__What is needed__
From the data that follows, report the number of lines including "JSON", and only that number.

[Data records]
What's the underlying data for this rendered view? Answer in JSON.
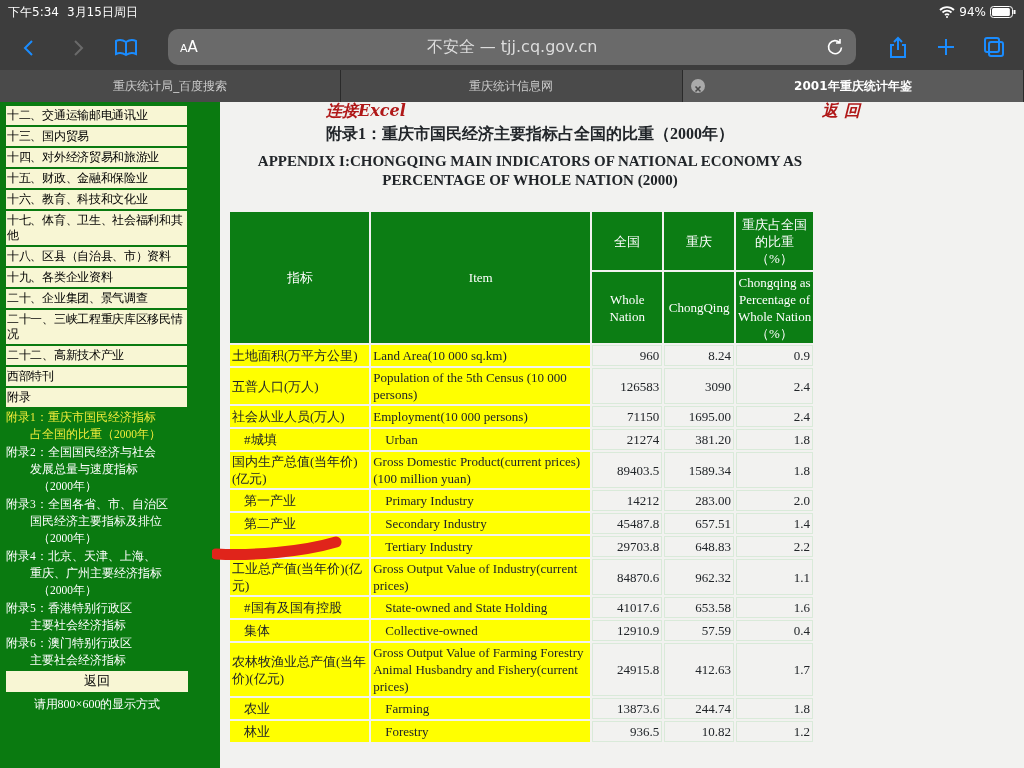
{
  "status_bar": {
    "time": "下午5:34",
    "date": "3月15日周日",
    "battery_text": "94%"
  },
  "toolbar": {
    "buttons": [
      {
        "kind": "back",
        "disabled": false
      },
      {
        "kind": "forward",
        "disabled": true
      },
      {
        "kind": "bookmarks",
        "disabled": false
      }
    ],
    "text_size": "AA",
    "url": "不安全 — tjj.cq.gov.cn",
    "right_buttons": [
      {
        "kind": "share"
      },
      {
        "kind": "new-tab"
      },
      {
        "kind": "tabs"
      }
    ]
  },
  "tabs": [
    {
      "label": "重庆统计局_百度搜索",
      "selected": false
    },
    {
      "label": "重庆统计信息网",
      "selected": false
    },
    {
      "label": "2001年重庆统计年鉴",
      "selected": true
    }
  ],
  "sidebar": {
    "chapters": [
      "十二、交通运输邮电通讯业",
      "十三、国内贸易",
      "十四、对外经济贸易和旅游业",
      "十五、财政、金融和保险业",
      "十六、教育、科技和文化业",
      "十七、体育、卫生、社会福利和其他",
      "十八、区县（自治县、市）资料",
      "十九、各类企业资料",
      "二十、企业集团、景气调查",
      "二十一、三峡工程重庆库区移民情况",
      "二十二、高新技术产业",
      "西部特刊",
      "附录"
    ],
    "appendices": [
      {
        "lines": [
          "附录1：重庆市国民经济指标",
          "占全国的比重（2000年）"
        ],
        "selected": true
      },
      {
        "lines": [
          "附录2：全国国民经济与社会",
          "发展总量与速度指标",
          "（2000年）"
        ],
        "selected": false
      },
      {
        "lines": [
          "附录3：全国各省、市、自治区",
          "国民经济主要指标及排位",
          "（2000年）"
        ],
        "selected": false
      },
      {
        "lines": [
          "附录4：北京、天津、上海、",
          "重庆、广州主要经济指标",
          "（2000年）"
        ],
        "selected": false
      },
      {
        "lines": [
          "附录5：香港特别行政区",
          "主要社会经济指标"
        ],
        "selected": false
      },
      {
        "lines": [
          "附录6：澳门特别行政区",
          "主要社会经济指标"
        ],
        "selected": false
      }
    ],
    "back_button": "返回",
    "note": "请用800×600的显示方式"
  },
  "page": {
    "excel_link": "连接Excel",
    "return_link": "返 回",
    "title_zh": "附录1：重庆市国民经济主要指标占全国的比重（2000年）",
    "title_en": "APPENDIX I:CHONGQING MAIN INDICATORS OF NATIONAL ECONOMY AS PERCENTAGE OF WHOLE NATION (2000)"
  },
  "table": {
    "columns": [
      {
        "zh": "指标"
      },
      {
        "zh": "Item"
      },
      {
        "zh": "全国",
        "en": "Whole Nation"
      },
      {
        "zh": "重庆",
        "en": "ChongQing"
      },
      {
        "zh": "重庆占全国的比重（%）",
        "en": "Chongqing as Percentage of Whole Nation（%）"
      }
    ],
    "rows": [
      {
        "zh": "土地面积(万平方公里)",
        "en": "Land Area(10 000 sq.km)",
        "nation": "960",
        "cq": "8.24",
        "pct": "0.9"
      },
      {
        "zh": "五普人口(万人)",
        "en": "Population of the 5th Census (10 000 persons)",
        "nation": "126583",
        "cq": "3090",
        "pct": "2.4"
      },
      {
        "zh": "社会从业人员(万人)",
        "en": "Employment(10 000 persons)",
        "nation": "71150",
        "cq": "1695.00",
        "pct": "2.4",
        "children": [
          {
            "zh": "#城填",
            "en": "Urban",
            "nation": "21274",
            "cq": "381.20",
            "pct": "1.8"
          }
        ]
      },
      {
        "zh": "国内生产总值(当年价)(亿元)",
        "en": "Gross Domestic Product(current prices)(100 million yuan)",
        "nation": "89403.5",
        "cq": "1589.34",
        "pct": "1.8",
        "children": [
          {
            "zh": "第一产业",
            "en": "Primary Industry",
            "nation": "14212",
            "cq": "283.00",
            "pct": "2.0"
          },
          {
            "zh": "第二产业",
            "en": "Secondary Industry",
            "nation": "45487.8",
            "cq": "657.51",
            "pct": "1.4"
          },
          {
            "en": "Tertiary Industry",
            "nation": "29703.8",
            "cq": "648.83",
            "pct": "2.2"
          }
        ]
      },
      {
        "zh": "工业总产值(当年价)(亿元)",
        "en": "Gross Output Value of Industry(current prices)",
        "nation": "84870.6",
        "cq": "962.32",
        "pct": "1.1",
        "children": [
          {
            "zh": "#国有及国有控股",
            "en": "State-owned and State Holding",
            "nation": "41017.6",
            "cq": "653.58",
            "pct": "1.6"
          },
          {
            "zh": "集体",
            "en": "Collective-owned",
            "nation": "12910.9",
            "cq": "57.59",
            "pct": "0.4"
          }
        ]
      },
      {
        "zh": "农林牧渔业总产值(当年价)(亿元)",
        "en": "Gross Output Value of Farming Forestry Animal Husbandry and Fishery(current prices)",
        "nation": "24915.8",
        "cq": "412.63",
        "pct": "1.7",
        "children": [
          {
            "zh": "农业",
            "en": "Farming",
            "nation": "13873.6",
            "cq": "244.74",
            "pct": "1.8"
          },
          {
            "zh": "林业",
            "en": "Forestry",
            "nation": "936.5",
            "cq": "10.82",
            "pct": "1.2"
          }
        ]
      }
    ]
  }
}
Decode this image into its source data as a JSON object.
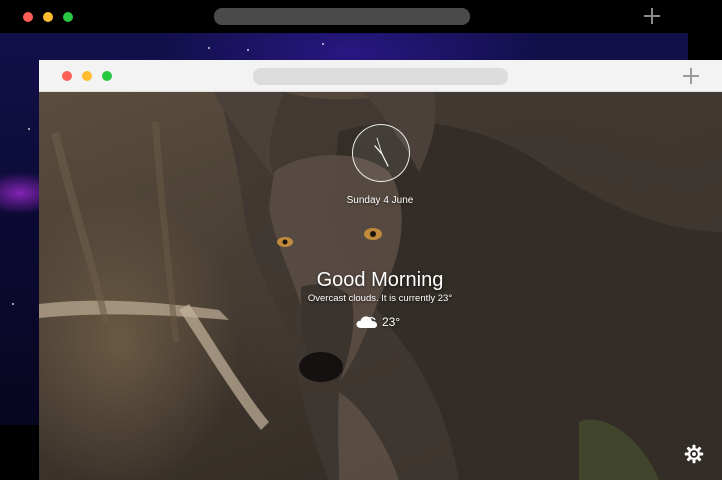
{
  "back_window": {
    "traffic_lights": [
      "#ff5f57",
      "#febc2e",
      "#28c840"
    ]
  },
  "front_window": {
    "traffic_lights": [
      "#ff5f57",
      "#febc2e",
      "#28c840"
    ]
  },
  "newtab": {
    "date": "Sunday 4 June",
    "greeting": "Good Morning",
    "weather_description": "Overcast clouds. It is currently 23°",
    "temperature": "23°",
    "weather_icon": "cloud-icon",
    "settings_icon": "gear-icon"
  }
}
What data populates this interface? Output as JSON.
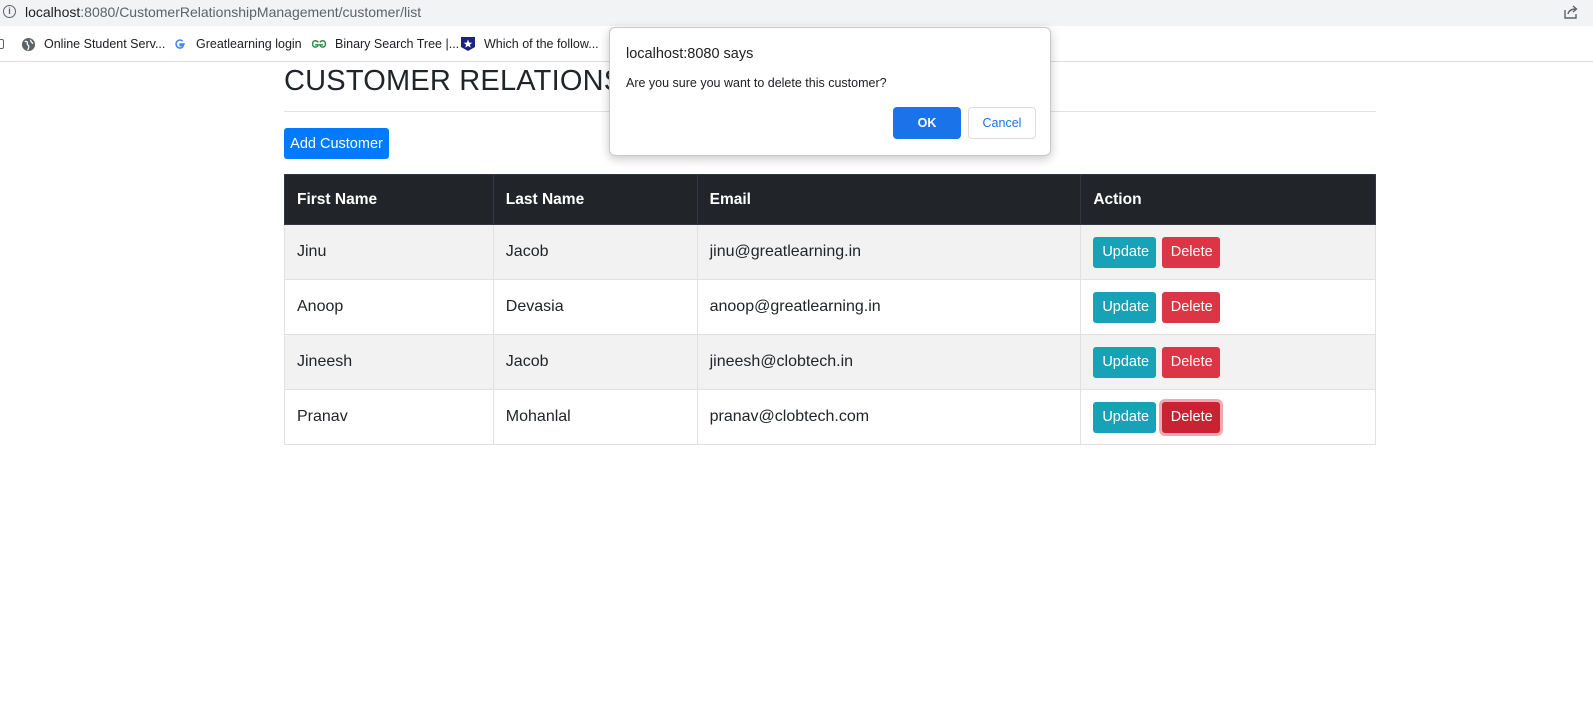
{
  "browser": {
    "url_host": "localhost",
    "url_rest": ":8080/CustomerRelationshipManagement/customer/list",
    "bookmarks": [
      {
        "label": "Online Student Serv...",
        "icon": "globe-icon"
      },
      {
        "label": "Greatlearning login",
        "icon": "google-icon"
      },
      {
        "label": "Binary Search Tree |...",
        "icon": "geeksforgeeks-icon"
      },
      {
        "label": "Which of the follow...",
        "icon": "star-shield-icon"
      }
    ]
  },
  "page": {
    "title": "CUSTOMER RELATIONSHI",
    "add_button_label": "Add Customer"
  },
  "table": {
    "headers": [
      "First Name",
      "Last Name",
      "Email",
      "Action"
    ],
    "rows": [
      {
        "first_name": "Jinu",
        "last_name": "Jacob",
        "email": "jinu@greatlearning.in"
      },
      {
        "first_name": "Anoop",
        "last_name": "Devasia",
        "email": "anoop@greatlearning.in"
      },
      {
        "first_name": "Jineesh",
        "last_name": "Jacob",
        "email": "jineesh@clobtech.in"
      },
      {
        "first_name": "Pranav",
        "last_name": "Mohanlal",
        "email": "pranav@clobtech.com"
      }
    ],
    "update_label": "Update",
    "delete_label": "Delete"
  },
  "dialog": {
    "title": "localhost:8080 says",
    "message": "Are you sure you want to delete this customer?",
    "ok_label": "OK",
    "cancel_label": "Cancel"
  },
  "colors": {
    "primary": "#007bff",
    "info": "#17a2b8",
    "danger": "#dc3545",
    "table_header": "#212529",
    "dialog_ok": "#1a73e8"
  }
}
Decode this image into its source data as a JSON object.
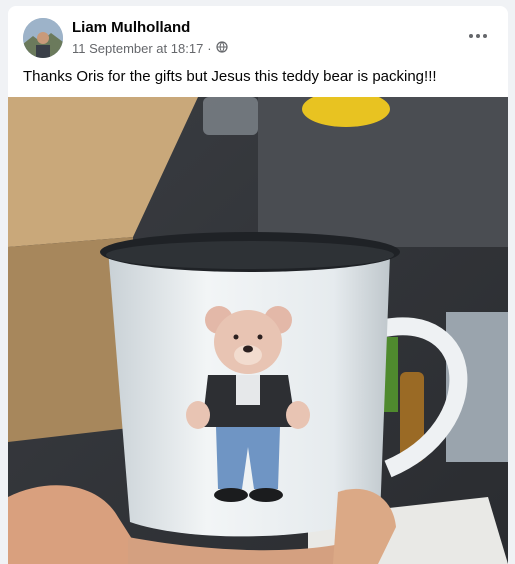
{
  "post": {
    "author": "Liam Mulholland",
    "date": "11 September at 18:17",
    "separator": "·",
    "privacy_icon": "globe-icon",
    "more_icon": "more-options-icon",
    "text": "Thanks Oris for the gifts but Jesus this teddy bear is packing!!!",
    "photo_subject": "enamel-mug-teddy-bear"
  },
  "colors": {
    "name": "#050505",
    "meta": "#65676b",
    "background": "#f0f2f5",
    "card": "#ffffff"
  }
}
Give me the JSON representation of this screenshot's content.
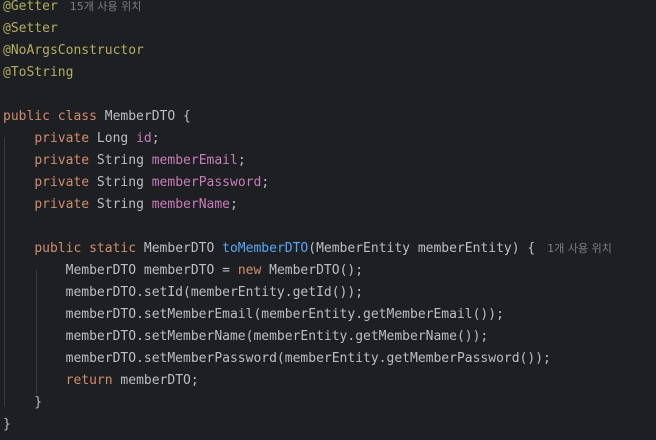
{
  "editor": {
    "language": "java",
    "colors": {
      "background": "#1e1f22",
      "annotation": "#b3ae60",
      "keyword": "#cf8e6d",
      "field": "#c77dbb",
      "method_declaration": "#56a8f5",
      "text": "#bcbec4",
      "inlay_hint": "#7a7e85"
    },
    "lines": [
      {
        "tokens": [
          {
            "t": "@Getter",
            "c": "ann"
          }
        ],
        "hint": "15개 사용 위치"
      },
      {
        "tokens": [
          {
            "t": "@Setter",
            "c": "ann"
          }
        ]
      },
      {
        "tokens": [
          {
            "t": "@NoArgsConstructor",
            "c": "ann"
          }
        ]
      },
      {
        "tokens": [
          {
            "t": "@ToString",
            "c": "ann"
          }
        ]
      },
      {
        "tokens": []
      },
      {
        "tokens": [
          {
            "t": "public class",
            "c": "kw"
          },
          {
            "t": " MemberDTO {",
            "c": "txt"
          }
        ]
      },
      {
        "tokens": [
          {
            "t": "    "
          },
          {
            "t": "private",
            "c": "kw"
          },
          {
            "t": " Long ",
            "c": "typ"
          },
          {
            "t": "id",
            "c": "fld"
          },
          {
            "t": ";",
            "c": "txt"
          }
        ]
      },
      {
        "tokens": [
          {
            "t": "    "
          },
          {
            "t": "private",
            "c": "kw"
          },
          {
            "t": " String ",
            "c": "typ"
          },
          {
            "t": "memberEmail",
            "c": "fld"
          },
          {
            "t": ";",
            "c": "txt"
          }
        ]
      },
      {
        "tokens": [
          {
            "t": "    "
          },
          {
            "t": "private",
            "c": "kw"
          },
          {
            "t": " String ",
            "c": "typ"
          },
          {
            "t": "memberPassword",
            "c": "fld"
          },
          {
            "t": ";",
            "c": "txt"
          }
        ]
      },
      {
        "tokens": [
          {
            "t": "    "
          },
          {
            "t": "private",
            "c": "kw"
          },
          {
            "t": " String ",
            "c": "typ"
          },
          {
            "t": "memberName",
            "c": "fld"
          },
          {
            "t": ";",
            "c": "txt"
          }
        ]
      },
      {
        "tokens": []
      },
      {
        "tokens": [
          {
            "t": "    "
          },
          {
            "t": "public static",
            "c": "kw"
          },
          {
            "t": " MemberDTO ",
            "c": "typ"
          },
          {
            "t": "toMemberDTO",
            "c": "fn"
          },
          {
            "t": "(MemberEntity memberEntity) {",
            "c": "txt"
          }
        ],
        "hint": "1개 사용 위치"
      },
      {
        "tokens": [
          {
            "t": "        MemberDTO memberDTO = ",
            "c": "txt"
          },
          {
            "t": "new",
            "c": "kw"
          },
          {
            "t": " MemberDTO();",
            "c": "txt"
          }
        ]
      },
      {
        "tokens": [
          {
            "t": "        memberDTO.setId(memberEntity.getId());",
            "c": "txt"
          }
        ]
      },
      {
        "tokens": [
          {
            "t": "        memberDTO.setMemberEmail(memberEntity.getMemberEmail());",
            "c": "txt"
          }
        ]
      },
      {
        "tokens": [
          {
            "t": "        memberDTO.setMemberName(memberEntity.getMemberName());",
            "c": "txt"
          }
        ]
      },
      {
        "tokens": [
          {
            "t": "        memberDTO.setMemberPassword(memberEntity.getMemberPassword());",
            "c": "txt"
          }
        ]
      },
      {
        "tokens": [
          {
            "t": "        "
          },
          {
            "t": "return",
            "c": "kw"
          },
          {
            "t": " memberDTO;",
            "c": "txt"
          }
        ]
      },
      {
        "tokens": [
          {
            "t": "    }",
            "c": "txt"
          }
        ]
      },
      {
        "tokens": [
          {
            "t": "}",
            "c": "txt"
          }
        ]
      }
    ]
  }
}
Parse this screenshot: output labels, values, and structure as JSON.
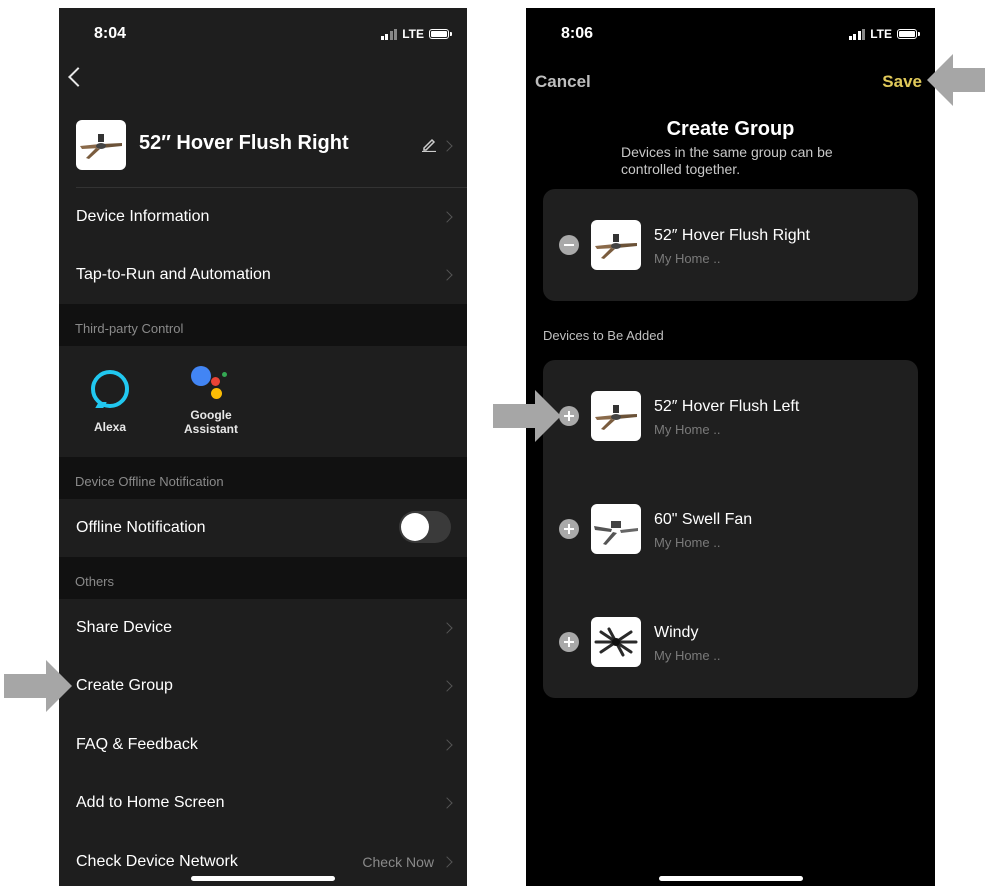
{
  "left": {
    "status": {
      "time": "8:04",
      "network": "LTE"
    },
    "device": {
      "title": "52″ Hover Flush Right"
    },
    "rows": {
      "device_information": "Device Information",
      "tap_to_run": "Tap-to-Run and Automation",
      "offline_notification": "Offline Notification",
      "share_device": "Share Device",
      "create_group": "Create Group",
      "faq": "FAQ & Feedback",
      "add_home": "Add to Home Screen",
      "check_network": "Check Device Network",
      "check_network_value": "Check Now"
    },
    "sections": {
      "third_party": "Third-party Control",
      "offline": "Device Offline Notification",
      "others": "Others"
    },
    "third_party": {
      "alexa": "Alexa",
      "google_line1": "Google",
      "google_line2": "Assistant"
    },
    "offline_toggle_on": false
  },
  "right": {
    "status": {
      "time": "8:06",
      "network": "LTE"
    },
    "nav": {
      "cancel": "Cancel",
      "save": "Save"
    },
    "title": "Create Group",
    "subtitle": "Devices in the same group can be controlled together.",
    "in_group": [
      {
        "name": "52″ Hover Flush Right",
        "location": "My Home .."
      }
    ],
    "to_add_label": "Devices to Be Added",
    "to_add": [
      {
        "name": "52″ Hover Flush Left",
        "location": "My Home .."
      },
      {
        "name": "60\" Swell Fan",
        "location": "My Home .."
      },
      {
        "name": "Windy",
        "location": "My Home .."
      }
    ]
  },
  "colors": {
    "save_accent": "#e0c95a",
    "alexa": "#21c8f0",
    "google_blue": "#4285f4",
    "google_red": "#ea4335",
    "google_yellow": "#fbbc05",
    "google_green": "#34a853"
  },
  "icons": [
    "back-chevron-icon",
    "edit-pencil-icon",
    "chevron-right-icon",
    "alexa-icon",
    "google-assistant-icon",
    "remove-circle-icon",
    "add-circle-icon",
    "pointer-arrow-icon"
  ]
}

__Output of the task__
6